What the Employer Means
For job seekers, “salary commensurate with experience” can prompt confusion. While the ad may include general requirements, such as “at least five years experience in a managerial role,” you can’t know exactly what the employer is looking for or how he evaluates work history. You might think managing a department with ten employees qualifies you, but the employer might want someone who has overseen multiple divisions or locations. Without knowing the company’s standards, it’s difficult to know how to sell yourself. In this case, ask the employer how he defines salary commensurate with experience and what factors influence the salary he’ll offer.
When employers look at experience before offering a salary, they sometimes determine a salary range. If a candidate has the kind of experience they’re looking for, they might offer an amount at the upper end of the range. If the job ad doesn’t include a salary range, you’ll have to research the typical salary for that position to get an idea of how much the employer might be willing to offer. You’ll have to take several factors into account, including the size of the company and the location.
If an employer specifies salary commensurate with experience, prepare to negotiate your salary if you’re offered the job. Since the wage isn’t set in stone, you have some wiggle room and can potentially sway the employer's decision in your favor. Research the typical salary range for the position and decide what amount you need to make it worthwhile to accept the job. Also, identify your strengths and what sets you apart. Focus on these during the interview to demonstrate that you’re qualified and to boost your chances of landing a good offer.
Evaluating Professional Experience
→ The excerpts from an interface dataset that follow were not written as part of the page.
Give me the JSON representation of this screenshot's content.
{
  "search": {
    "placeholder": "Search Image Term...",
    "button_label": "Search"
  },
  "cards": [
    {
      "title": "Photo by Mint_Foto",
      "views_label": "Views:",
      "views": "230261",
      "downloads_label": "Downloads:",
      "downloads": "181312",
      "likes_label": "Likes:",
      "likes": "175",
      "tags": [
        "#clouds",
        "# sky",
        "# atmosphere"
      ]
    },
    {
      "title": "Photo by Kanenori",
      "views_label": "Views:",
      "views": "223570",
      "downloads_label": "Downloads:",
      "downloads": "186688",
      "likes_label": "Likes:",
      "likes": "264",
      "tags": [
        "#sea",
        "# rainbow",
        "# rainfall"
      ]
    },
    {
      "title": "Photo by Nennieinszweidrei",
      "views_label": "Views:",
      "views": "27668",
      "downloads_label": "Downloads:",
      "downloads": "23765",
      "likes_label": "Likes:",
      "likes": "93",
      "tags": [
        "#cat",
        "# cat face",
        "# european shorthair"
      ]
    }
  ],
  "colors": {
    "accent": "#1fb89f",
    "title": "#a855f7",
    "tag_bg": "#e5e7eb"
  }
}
The employer will closely scrutinize the type and amount of experience you have, not only to verify you’re qualified but also to determine how much to pay you. How you describe your previous positions and duties can influence her decision. If you appear under-qualified on paper, you can sell your prior experience in a way that depicts you as competent and talented. For example, focus on skills that transfer to the position you’re seeking. You’ll come across as more qualified than if the employer considered your job titles alone.